» **Data supplied**:
————————
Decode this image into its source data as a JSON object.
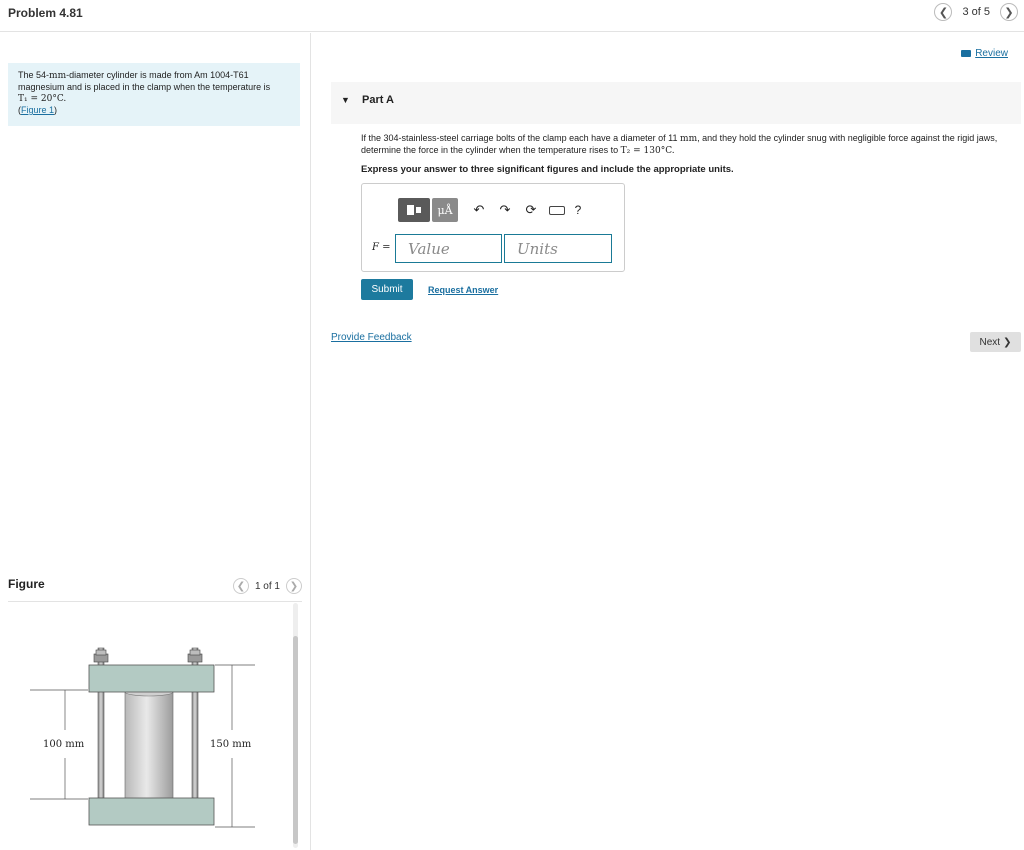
{
  "header": {
    "title": "Problem 4.81",
    "page_indicator": "3 of 5",
    "prev_icon": "chevron-left-icon",
    "next_icon": "chevron-right-icon"
  },
  "review": {
    "label": "Review",
    "icon": "book-icon"
  },
  "intro": {
    "line1": "The 54-",
    "mm": "mm",
    "line1b": "-diameter cylinder is made from Am 1004-T61 magnesium and is placed in the clamp when the temperature is",
    "t1": "T₁ = 20°C.",
    "figure_link": "Figure 1"
  },
  "figure": {
    "label": "Figure",
    "page_indicator": "1 of 1",
    "dim_left": "100 mm",
    "dim_right": "150 mm"
  },
  "part": {
    "label": "Part A",
    "question_a": "If the 304-stainless-steel carriage bolts of the clamp each have a diameter of 11",
    "mm": "mm",
    "question_b": ", and they hold the cylinder snug with negligible force against the rigid jaws, determine the force in the cylinder when the temperature rises to",
    "t2": "T₂ = 130°C.",
    "instruction": "Express your answer to three significant figures and include the appropriate units."
  },
  "answer": {
    "variable": "F",
    "equals": " =",
    "value_placeholder": "Value",
    "units_placeholder": "Units",
    "mu_label": "μÅ",
    "help_label": "?"
  },
  "actions": {
    "submit_label": "Submit",
    "request_label": "Request Answer",
    "feedback_label": "Provide Feedback",
    "next_label": "Next"
  }
}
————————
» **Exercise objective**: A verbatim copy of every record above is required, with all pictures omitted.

» **Solution**:
Decode this image into its source data as a JSON object.
{
  "header": {
    "title": "Problem 4.81",
    "page_indicator": "3 of 5",
    "prev_icon": "chevron-left-icon",
    "next_icon": "chevron-right-icon"
  },
  "review": {
    "label": "Review",
    "icon": "book-icon"
  },
  "intro": {
    "line1": "The 54-",
    "mm": "mm",
    "line1b": "-diameter cylinder is made from Am 1004-T61 magnesium and is placed in the clamp when the temperature is",
    "t1": "T₁ = 20°C.",
    "figure_link": "Figure 1"
  },
  "figure": {
    "label": "Figure",
    "page_indicator": "1 of 1",
    "dim_left": "100 mm",
    "dim_right": "150 mm"
  },
  "part": {
    "label": "Part A",
    "question_a": "If the 304-stainless-steel carriage bolts of the clamp each have a diameter of 11",
    "mm": "mm",
    "question_b": ", and they hold the cylinder snug with negligible force against the rigid jaws, determine the force in the cylinder when the temperature rises to",
    "t2": "T₂ = 130°C.",
    "instruction": "Express your answer to three significant figures and include the appropriate units."
  },
  "answer": {
    "variable": "F",
    "equals": " =",
    "value_placeholder": "Value",
    "units_placeholder": "Units",
    "mu_label": "μÅ",
    "help_label": "?"
  },
  "actions": {
    "submit_label": "Submit",
    "request_label": "Request Answer",
    "feedback_label": "Provide Feedback",
    "next_label": "Next"
  }
}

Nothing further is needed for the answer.